      • Insider says:

        You got point 2 spot on.

        This farce was all overseen by Colin Roberts when he was OT Director.

        Guess what very sensitive job Mr Roberts is scheduled to take up in 2014? He's currently Governor Designate of the Falkland Islands.

        Don't somehow think HMG is very keen on the idea of documents beingmade public that might raise questions about his competence and possibly even his respect for human rights.

         

  4. Anonymous says:

    The outcome was always obvious.  I have a great deal of respect for Mrs Dilbert, but the poor judgment shown in this decision really undermined her credibility. 

    • Anonymous says:

      "Poor judgment?" Would you care to be more specific?

      You're clearly the person who's made these kind of allegations before without backing them up. Why not tell us what the problem is?

      I smell a big fat Troll here.

      • Anonymous says:

        The original opinion had more holes in it than a piece of Swiss cheese.  The best place to start?  Well probably that it was overturned by judicial review . . .

      • Please Plead Me says:

        Any decent lawyer on island will tell you that the Dilbert opinion on this request was far below her usual high standards.  It was pretty clear to anyone with experience of FOI type issues that the Governor had a valid reason not to provide, aside from the obvious fact that the Law does not apply to the Governor so there was never any jurisdiction in the first place.

  5. Anonymous says:

    Brilliant Photo CNS!!

    Headline should be:

    "Drowning Man saved by Inflatable Judge"

    Just in fun, have greatest respect for the Governor for doing things the legal way.

    • Insider says:

      Sadly Mr Bridger and his rubber ring are not invited to the judicial review, which (as accurately predicted in the story) the Governor is insisting must be closed to press and public. 

      However, I understand John Evans (who was the original applicant) has not only been formally served with a copy of the ruling on Lord Justice Moses' specific instructions and but also plans to attend the hearing.

       

    • Anonymous says:

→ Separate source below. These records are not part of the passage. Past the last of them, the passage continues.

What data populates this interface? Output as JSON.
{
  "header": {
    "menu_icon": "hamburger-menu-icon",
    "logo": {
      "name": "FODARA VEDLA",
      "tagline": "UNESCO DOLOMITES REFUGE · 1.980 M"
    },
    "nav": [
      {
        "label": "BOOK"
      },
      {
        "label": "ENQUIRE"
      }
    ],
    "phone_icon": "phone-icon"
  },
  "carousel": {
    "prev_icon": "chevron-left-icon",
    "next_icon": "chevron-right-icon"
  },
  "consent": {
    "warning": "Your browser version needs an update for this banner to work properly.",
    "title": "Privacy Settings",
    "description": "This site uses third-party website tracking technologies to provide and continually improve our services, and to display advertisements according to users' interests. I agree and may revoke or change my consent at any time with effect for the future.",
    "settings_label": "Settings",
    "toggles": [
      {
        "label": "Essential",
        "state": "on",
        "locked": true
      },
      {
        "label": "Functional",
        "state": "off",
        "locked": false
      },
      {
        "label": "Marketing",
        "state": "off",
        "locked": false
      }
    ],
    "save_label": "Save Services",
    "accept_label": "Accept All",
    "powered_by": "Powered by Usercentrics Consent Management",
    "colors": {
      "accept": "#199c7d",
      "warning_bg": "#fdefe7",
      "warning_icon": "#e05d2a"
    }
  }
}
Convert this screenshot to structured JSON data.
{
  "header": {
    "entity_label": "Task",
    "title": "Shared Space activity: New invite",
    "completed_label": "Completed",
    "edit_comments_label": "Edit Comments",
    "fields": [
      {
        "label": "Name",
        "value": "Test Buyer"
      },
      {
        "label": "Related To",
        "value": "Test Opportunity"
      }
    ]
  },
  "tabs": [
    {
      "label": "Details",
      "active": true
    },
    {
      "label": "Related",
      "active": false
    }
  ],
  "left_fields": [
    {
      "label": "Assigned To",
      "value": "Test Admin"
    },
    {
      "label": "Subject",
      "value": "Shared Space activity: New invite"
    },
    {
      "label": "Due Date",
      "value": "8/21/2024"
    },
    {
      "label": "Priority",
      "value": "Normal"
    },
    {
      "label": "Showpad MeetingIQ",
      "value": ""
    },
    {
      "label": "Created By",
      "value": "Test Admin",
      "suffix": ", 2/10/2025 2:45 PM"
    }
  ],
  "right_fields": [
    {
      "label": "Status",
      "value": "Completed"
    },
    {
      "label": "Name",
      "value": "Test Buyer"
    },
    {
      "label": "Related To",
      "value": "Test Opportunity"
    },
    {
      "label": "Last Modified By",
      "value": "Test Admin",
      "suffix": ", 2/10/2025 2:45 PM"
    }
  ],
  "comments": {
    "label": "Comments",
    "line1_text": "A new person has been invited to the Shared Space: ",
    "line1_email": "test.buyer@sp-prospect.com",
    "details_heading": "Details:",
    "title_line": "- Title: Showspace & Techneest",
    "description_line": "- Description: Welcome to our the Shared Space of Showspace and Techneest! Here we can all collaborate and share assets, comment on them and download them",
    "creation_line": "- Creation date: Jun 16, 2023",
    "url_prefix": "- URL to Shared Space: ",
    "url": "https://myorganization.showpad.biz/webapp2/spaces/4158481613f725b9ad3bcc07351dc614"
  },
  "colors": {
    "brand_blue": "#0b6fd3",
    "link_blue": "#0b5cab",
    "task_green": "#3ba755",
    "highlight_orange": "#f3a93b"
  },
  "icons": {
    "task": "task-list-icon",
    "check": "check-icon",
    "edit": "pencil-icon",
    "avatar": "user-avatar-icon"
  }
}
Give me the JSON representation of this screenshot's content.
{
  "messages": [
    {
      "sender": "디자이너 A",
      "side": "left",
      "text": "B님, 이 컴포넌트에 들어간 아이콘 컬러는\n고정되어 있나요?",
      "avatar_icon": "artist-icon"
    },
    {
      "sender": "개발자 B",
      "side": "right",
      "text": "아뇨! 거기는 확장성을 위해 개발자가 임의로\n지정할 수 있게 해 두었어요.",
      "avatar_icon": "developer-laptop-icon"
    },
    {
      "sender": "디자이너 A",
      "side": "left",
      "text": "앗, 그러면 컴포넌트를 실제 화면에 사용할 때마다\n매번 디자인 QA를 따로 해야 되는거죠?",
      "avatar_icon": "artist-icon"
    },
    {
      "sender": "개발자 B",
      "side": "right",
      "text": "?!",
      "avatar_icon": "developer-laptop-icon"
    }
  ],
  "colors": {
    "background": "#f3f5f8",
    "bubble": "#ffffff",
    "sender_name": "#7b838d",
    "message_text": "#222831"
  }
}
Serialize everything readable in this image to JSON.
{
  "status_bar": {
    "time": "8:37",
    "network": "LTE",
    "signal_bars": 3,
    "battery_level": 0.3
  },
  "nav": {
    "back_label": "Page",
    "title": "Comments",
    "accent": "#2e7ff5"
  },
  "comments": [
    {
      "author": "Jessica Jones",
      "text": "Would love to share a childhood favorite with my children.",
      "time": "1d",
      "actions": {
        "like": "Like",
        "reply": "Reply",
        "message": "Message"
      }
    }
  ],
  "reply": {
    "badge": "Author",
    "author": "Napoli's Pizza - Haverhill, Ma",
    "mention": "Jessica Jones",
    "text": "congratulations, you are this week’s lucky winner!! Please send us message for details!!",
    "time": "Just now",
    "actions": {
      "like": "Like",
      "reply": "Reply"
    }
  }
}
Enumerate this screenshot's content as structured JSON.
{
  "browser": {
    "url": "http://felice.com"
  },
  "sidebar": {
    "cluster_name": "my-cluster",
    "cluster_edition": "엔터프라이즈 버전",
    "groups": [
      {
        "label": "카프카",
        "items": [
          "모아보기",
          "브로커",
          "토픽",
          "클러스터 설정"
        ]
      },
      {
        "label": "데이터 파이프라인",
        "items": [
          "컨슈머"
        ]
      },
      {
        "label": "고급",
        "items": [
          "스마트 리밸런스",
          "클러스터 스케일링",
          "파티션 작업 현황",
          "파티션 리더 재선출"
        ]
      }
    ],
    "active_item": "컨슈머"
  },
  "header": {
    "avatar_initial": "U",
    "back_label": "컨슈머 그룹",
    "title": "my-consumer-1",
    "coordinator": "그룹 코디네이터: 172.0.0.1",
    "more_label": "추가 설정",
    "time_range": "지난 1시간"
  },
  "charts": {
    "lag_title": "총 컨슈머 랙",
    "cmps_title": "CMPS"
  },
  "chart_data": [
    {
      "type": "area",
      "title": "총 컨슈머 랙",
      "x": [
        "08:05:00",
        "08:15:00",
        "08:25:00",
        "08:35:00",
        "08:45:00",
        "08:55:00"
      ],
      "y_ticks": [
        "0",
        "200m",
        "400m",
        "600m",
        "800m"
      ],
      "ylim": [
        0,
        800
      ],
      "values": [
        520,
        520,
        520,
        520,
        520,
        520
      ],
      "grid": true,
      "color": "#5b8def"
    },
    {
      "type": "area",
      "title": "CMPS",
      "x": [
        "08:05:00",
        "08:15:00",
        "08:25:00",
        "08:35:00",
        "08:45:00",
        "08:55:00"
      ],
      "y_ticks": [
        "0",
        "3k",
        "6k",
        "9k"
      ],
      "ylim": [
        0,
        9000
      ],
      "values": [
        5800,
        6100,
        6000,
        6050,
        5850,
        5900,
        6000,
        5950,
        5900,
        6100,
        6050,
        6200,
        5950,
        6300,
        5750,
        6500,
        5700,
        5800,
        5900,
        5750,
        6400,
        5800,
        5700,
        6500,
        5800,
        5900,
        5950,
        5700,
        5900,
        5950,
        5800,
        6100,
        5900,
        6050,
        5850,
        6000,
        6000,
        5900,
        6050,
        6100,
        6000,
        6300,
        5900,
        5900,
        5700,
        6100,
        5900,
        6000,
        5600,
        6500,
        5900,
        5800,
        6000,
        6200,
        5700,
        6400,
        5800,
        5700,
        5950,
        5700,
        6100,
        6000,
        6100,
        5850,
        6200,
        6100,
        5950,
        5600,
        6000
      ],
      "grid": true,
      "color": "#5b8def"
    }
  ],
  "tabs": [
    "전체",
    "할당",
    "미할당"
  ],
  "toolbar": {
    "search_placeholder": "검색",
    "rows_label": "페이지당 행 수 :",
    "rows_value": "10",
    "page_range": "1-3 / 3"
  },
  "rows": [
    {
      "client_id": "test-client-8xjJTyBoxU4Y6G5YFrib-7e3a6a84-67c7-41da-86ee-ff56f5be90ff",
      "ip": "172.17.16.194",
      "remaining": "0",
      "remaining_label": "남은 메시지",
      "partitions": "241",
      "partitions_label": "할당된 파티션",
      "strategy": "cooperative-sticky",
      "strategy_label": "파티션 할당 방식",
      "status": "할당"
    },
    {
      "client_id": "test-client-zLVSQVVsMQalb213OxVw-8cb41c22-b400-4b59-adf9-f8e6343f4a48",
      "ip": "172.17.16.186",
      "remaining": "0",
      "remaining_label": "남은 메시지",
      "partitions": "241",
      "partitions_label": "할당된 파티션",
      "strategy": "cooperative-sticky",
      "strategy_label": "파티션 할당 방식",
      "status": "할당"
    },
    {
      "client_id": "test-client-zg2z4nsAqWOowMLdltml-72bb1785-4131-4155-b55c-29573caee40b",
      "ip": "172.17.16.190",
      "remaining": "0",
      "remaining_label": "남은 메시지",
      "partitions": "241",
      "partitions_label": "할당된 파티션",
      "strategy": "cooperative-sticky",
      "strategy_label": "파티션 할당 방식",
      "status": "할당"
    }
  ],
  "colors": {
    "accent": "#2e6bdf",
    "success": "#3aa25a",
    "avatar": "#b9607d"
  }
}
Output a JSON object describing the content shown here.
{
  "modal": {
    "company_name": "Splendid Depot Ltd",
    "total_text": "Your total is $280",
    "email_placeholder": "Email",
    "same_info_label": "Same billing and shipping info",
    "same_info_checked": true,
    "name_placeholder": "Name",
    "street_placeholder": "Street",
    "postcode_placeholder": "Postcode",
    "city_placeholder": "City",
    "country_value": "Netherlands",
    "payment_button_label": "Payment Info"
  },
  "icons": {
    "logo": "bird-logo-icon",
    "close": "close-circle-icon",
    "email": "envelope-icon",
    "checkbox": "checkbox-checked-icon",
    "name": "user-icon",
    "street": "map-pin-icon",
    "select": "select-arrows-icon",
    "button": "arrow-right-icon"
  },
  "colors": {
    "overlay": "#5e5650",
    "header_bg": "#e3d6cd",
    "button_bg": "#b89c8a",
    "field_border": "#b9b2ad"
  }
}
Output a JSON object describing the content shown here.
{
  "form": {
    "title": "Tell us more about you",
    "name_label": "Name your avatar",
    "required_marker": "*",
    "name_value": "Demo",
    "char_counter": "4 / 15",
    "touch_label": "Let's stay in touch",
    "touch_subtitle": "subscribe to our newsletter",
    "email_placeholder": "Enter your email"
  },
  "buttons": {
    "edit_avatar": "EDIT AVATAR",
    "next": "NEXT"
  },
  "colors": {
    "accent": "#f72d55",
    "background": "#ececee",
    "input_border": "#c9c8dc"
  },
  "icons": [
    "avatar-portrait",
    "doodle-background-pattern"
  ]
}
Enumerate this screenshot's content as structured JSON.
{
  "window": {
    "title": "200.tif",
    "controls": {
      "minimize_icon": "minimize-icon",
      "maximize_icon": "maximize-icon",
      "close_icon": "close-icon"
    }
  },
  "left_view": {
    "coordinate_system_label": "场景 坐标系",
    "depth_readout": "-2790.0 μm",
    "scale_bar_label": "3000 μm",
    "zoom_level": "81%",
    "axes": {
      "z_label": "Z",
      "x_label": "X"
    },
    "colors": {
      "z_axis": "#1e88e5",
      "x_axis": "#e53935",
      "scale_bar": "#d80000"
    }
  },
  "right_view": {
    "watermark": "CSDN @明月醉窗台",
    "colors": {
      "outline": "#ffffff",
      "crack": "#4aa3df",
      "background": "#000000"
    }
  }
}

      If the governor is doing things the legal way, why not go legal with the road closure too.  We are the victims.

      • Anonymous says:

        I suspect, as with other deals, if anything illegal was going on with the road, he would have called it..